* Exercise details *
An identical copy of all the records is what the answer must contain.

* Record excerpts *
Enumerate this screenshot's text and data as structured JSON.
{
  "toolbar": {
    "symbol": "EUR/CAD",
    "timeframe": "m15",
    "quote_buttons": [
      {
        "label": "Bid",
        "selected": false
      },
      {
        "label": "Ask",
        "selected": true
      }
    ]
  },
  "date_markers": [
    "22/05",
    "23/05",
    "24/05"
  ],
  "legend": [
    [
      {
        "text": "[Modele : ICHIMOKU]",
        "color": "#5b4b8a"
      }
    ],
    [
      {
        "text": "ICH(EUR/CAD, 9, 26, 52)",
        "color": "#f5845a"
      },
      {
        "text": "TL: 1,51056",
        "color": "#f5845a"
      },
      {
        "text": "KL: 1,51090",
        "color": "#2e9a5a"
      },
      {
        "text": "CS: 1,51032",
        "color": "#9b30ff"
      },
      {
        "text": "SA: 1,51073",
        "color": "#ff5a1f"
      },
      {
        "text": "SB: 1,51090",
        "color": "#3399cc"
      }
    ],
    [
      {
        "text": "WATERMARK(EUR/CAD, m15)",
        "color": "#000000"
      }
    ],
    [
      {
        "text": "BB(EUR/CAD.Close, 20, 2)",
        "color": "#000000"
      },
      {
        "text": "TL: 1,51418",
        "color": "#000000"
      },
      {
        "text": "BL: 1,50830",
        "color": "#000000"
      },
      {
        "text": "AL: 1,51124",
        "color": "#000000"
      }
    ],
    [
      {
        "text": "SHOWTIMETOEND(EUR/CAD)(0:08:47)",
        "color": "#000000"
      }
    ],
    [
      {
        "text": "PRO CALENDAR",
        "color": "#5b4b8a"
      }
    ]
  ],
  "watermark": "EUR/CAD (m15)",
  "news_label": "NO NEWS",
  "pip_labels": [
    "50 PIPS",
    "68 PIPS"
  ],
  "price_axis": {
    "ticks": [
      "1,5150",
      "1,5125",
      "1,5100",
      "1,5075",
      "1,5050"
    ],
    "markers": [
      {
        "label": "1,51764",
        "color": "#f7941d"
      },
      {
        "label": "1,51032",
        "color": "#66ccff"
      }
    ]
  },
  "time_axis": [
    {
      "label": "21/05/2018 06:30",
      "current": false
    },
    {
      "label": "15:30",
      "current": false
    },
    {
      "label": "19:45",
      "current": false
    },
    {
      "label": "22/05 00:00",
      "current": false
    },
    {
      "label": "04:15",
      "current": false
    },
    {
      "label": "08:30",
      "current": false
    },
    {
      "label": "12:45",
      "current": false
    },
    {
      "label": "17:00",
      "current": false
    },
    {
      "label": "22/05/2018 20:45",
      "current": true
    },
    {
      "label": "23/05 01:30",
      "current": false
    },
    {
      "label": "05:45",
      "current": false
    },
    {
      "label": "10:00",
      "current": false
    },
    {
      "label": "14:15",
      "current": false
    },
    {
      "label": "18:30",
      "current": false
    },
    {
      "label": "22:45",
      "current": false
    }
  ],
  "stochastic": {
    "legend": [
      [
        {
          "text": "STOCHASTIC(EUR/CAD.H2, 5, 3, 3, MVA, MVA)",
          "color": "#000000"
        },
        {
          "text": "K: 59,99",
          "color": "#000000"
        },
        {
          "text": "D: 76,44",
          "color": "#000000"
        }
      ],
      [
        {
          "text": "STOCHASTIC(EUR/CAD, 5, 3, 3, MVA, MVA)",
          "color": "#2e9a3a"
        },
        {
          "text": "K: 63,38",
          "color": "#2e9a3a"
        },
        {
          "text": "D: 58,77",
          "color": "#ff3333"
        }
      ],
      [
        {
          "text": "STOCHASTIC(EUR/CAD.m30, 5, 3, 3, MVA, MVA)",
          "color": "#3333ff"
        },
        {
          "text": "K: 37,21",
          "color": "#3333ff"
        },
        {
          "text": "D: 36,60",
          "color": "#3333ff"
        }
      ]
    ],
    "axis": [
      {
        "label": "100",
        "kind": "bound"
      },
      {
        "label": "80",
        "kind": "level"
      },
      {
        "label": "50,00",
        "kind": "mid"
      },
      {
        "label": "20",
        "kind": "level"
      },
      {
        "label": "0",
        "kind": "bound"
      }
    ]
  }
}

* Response box *
Enumerate this screenshot's text and data as structured JSON.
{
  "toolbar": {
    "symbol": "EUR/CAD",
    "timeframe": "m15",
    "quote_buttons": [
      {
        "label": "Bid",
        "selected": false
      },
      {
        "label": "Ask",
        "selected": true
      }
    ]
  },
  "date_markers": [
    "22/05",
    "23/05",
    "24/05"
  ],
  "legend": [
    [
      {
        "text": "[Modele : ICHIMOKU]",
        "color": "#5b4b8a"
      }
    ],
    [
      {
        "text": "ICH(EUR/CAD, 9, 26, 52)",
        "color": "#f5845a"
      },
      {
        "text": "TL: 1,51056",
        "color": "#f5845a"
      },
      {
        "text": "KL: 1,51090",
        "color": "#2e9a5a"
      },
      {
        "text": "CS: 1,51032",
        "color": "#9b30ff"
      },
      {
        "text": "SA: 1,51073",
        "color": "#ff5a1f"
      },
      {
        "text": "SB: 1,51090",
        "color": "#3399cc"
      }
    ],
    [
      {
        "text": "WATERMARK(EUR/CAD, m15)",
        "color": "#000000"
      }
    ],
    [
      {
        "text": "BB(EUR/CAD.Close, 20, 2)",
        "color": "#000000"
      },
      {
        "text": "TL: 1,51418",
        "color": "#000000"
      },
      {
        "text": "BL: 1,50830",
        "color": "#000000"
      },
      {
        "text": "AL: 1,51124",
        "color": "#000000"
      }
    ],
    [
      {
        "text": "SHOWTIMETOEND(EUR/CAD)(0:08:47)",
        "color": "#000000"
      }
    ],
    [
      {
        "text": "PRO CALENDAR",
        "color": "#5b4b8a"
      }
    ]
  ],
  "watermark": "EUR/CAD (m15)",
  "news_label": "NO NEWS",
  "pip_labels": [
    "50 PIPS",
    "68 PIPS"
  ],
  "price_axis": {
    "ticks": [
      "1,5150",
      "1,5125",
      "1,5100",
      "1,5075",
      "1,5050"
    ],
    "markers": [
      {
        "label": "1,51764",
        "color": "#f7941d"
      },
      {
        "label": "1,51032",
        "color": "#66ccff"
      }
    ]
  },
  "time_axis": [
    {
      "label": "21/05/2018 06:30",
      "current": false
    },
    {
      "label": "15:30",
      "current": false
    },
    {
      "label": "19:45",
      "current": false
    },
    {
      "label": "22/05 00:00",
      "current": false
    },
    {
      "label": "04:15",
      "current": false
    },
    {
      "label": "08:30",
      "current": false
    },
    {
      "label": "12:45",
      "current": false
    },
    {
      "label": "17:00",
      "current": false
    },
    {
      "label": "22/05/2018 20:45",
      "current": true
    },
    {
      "label": "23/05 01:30",
      "current": false
    },
    {
      "label": "05:45",
      "current": false
    },
    {
      "label": "10:00",
      "current": false
    },
    {
      "label": "14:15",
      "current": false
    },
    {
      "label": "18:30",
      "current": false
    },
    {
      "label": "22:45",
      "current": false
    }
  ],
  "stochastic": {
    "legend": [
      [
        {
          "text": "STOCHASTIC(EUR/CAD.H2, 5, 3, 3, MVA, MVA)",
          "color": "#000000"
        },
        {
          "text": "K: 59,99",
          "color": "#000000"
        },
        {
          "text": "D: 76,44",
          "color": "#000000"
        }
      ],
      [
        {
          "text": "STOCHASTIC(EUR/CAD, 5, 3, 3, MVA, MVA)",
          "color": "#2e9a3a"
        },
        {
          "text": "K: 63,38",
          "color": "#2e9a3a"
        },
        {
          "text": "D: 58,77",
          "color": "#ff3333"
        }
      ],
      [
        {
          "text": "STOCHASTIC(EUR/CAD.m30, 5, 3, 3, MVA, MVA)",
          "color": "#3333ff"
        },
        {
          "text": "K: 37,21",
          "color": "#3333ff"
        },
        {
          "text": "D: 36,60",
          "color": "#3333ff"
        }
      ]
    ],
    "axis": [
      {
        "label": "100",
        "kind": "bound"
      },
      {
        "label": "80",
        "kind": "level"
      },
      {
        "label": "50,00",
        "kind": "mid"
      },
      {
        "label": "20",
        "kind": "level"
      },
      {
        "label": "0",
        "kind": "bound"
      }
    ]
  }
}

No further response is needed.